Traditional video formats are more user-friendly, as they don't require the same level of expertise.

File Size and Storage

Log video formats produce larger files due to the increased data captured. This can impact storage requirements and transfer times.

Traditional video formats generate smaller files, making them more manageable for storage and transfer.


When to Choose Log Video Formats

Consider using log video formats when you require flexibility in post-production, need to maximize dynamic range, or want to future-proof your footage for HDR displays.

When to Choose Traditional Video Formats

Opt for traditional video formats when ease of use is a priority, compatibility is essential, or when working with limited storage or bandwidth.

Matching Log and Traditional Footage

When combining log and traditional footage, color grading is essential to ensure a consistent look.

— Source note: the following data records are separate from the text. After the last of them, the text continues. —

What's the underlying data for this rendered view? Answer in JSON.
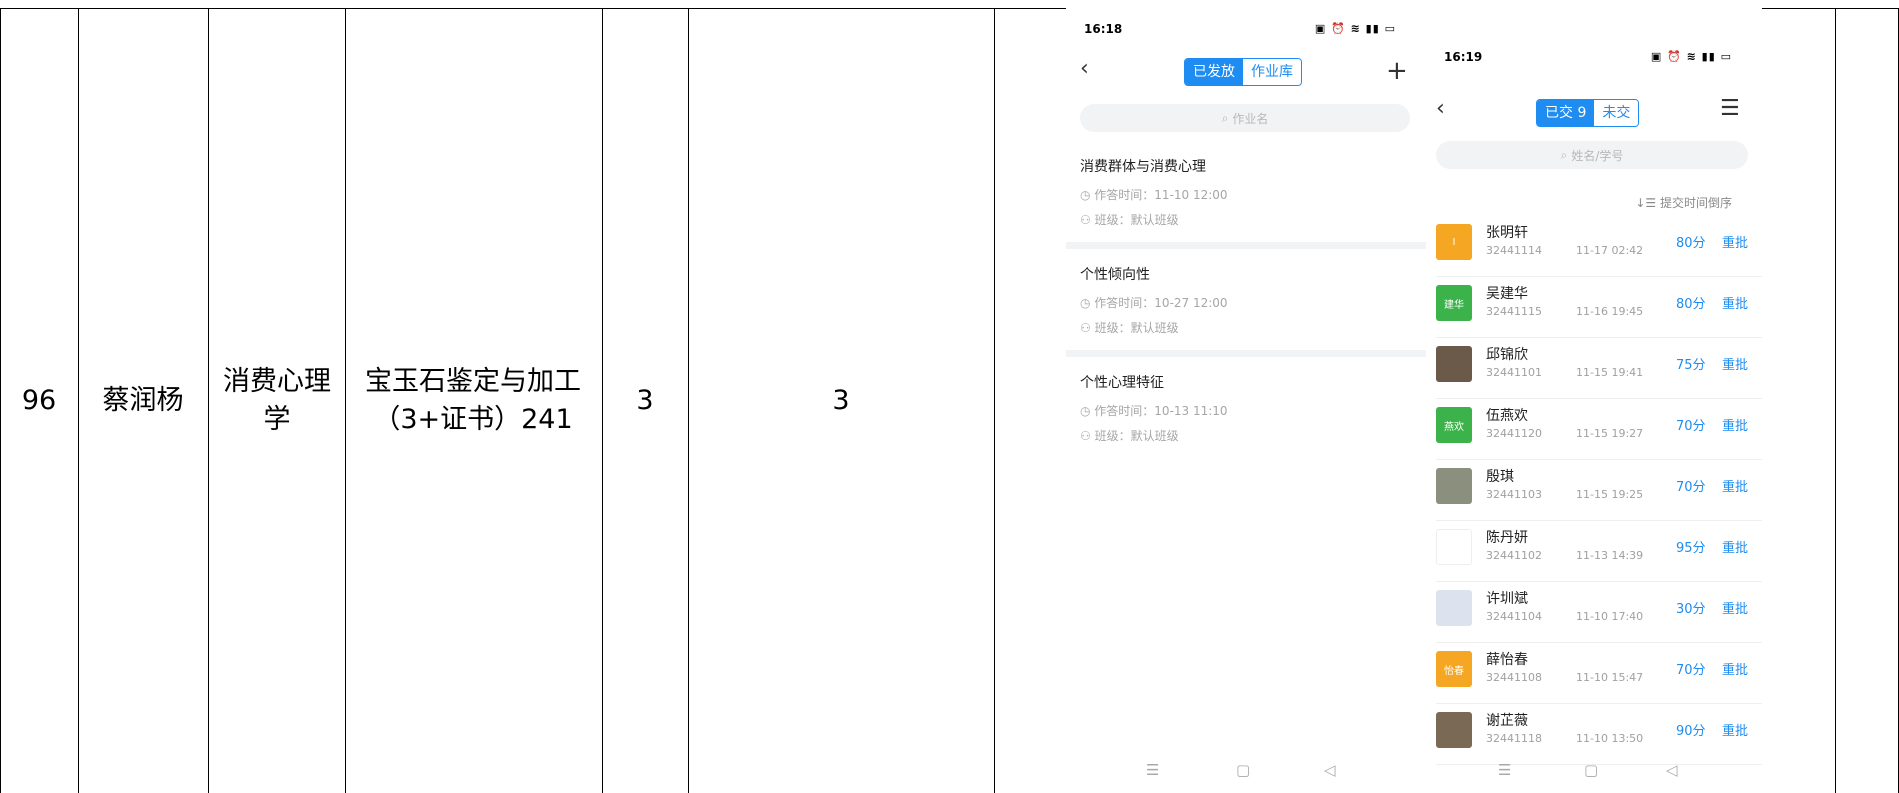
{
  "table": {
    "index": "96",
    "student": "蔡润杨",
    "course": "消费心理学",
    "class_name": "宝玉石鉴定与加工（3+证书）241",
    "count_a": "3",
    "count_b": "3"
  },
  "phone_left": {
    "time": "16:18",
    "status_icons": "▣ ⏰ ≋ ▮▮ ▭",
    "back_icon": "‹",
    "tabs": [
      "已发放",
      "作业库"
    ],
    "add_icon": "+",
    "search_placeholder": "作业名",
    "assignments": [
      {
        "title": "消费群体与消费心理",
        "time": "作答时间：11-10 12:00",
        "class": "班级：默认班级"
      },
      {
        "title": "个性倾向性",
        "time": "作答时间：10-27 12:00",
        "class": "班级：默认班级"
      },
      {
        "title": "个性心理特征",
        "time": "作答时间：10-13 11:10",
        "class": "班级：默认班级"
      }
    ],
    "nav": [
      "☰",
      "▢",
      "◁"
    ]
  },
  "phone_right": {
    "time": "16:19",
    "status_icons": "▣ ⏰ ≋ ▮▮ ▭",
    "back_icon": "‹",
    "tabs": [
      "已交 9",
      "未交"
    ],
    "menu_icon": "☰",
    "search_placeholder": "姓名/学号",
    "sort_label": "↓☰ 提交时间倒序",
    "submissions": [
      {
        "avatar_text": "I",
        "avatar_color": "#f5a623",
        "name": "张明轩",
        "id": "32441114",
        "time": "11-17 02:42",
        "score": "80分",
        "action": "重批"
      },
      {
        "avatar_text": "建华",
        "avatar_color": "#3cb34a",
        "name": "吴建华",
        "id": "32441115",
        "time": "11-16 19:45",
        "score": "80分",
        "action": "重批"
      },
      {
        "avatar_text": "",
        "avatar_color": "#6b5a4a",
        "name": "邱锦欣",
        "id": "32441101",
        "time": "11-15 19:41",
        "score": "75分",
        "action": "重批"
      },
      {
        "avatar_text": "燕欢",
        "avatar_color": "#3cb34a",
        "name": "伍燕欢",
        "id": "32441120",
        "time": "11-15 19:27",
        "score": "70分",
        "action": "重批"
      },
      {
        "avatar_text": "",
        "avatar_color": "#8a8f7e",
        "name": "殷琪",
        "id": "32441103",
        "time": "11-15 19:25",
        "score": "70分",
        "action": "重批"
      },
      {
        "avatar_text": "",
        "avatar_color": "#ffffff",
        "name": "陈丹妍",
        "id": "32441102",
        "time": "11-13 14:39",
        "score": "95分",
        "action": "重批"
      },
      {
        "avatar_text": "",
        "avatar_color": "#dde3ee",
        "name": "许圳斌",
        "id": "32441104",
        "time": "11-10 17:40",
        "score": "30分",
        "action": "重批"
      },
      {
        "avatar_text": "怡春",
        "avatar_color": "#f5a623",
        "name": "薛怡春",
        "id": "32441108",
        "time": "11-10 15:47",
        "score": "70分",
        "action": "重批"
      },
      {
        "avatar_text": "",
        "avatar_color": "#7a6a55",
        "name": "谢芷薇",
        "id": "32441118",
        "time": "11-10 13:50",
        "score": "90分",
        "action": "重批"
      }
    ],
    "nav": [
      "☰",
      "▢",
      "◁"
    ]
  }
}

This may require additional time and expertise in post-production.


The Future of Video Formats

As technology advances, the gap between log and traditional video formats will likely diminish, with improved dynamic range and color gamut in standard formats.

Until then, log video formats will continue to offer a superior choice for those seeking creative control.


Log vs Traditional Video Formats Frequently Asked Questions

What is the main advantage of using log video formats?

The primary advantage of log video formats is their increased dynamic range and color gamut, which allows for greater flexibility in post-production and more accurate color representation.

Do log video formats require specific hardware?

Log video formats often require specialized cameras and recording equipment capable of capturing the increased dynamic range and color information.

Are log video formats more expensive to work with?

While the initial cost of equipment may be higher, the added flexibility in post-production can save time and resources, potentially offsetting the increased expense.

Can you convert traditional video formats to log video formats?

Converting traditional video formats to log is not recommended, as the original footage lacks the necessary dynamic range and color information needed for accurate conversion.

How do I decide which video format to use?

Consider factors such as your project's budget, post-production requirements, and intended distribution method when deciding between log and traditional video formats.

Professional video editing software, such as Adobe Premiere Pro, DaVinci Resolve, or Final Cut Pro, are recommended for working with log video formats.

Do log video formats affect video resolution?

No, log video formats primarily affect dynamic range and color gamut, not resolution.

Can log video formats be used for live broadcasting?

Log video formats are typically not suitable for live broadcasting, as they require additional color grading and processing that can't be done in real time. Traditional video formats are better suited for live broadcasting, as they provide a standardized and consistent look without the need for extensive post-production.

Are log video formats compatible with all devices?

Log video formats may not be compatible with all devices or display technologies. Before using log video formats, ensure that your intended playback devices and platforms support them.

Can I use both log and traditional video formats in the same project?

Yes, you can use both log and traditional video formats in the same project. However, it's important to color grade the footage to ensure a consistent look across all clips.

About the Author

Joseph Nilo has been working professionally in all aspects of audio and video production for over twenty years. His day-to-day work finds him working as a video editor, 2D and 3D motion graphics designer, voiceover artist and audio engineer, and colorist for corporate projects and feature films.